In general, it takes at least 18 years for a native speaker to reach C1 level in their own language. Therefore, it's reasonable to expect that a teenage or adult foreigner would take at least a decade to approach that level.
The CEFR framework quantitatively indicates a set of complex social skills that can be acquired, practiced, reinforced, or forgotten at various rates. Achieving C1 and C2 levels would require staying in the country for several months and actively engaging in social and intellectual activities. Additionally, one would need to become familiar with the local jargon and expressions of the moment.
The most challenging skill to acquire is fully understanding spoken vernacular because it involves interpreting complex social interactions in a foreign society. This knowledge and awareness cannot be formally taught and often take years of effort to develop. On the other hand, skills related to standard script and speech are relatively faster and easier to acquire. However, it’s important to note that true fluency is rarely achieved outside of an in-country immersion.
Text by: Anastasia Spyropoulou
Estimating the number of hours required to complete a given level merely provides an indication of the difficulty. For example, CEFR suggests that 180-200 tuition hours are required for A2 Level -TUITION HOURS NOT STUDY HOURS.
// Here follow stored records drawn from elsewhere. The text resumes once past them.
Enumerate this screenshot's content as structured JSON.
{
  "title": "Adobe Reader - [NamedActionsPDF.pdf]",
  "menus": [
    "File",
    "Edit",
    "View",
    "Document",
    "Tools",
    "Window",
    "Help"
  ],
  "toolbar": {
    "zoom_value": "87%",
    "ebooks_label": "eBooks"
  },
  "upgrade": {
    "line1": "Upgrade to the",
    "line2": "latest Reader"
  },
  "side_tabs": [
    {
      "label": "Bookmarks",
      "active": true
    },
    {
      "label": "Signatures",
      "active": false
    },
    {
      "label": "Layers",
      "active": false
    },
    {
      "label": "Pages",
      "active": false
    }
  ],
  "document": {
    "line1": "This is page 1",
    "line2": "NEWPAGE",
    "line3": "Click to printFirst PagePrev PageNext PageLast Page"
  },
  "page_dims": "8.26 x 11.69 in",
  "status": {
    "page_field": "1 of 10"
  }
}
Under normal circumstances, students need to devote approximately three times more hours for self-study to absorb the material, making it around 600 hours. Progressing to higher levels becomes increasingly lengthy and challenging.
Going from A1 to C1 would likely take a decade, and the proficiency attained can diminish without regular practice.
To follow university courses in a target language, one should be at least at B2 level. At C1 level, a person should be as fluent and literate as a university-educated native in Standard English, though this level may not be attainable if not achieved in one’s native language.
The skills needed at C1 level:
If you are not at this level in your native language, you can hardly expect to attain it in another language.
- Listening to speech in a common vernacular but mostly standard speech as on television programmes and in films, documentaries, political speeches, and announcements in public spaces (airports, train stations).
- You can read long, complex literary and technical texts even outside of your field of expertise.
- You can converse fluently and spontaneously without hesitating or searching for expressions. You can operate in most social and professional situations. You can relate your opinions to those expressed by others. Your pronunciation is perfectly understandable.
- You can formulate highly structured speech, organizing ideas, making deductions and conclusions and defend them e.g. presenting a business plan.
Writing/Composition - Literacy
- You can write a thesis or other complex, highly structured compositions.
Near native in understanding speech, reading and writing, formal or vernacular, and capable of standard pronunciation. If you have reached this level, you are either taken as a native speaker or a long-term resident (if your pronunciation is somewhat ‘foreign’) in standard professional and educated social settings.
Skills needed to understand a language as well as any native speaker, are: formal or vernacular, regional dialects, social slang and to implicitly understand unspoken or non-explicit inference.
You will be familiar, and use common body language and intonation; the musicality of language.
You shouldn’t need to have expressions explained to you. You will have understood the context of events, history, politics, attitudes and mentalities.
You will have understood how the local society works; the informal networks, the prejudices, and drawbacks, the advantages and pleasures.
What you may not ever be able to do is master in great subtlety the pronunciation and formulation of specific sub-dialects. It would take a herculean effort or linguistic talent to come to grips with the dozens of most common regional and social group dialects in the UK.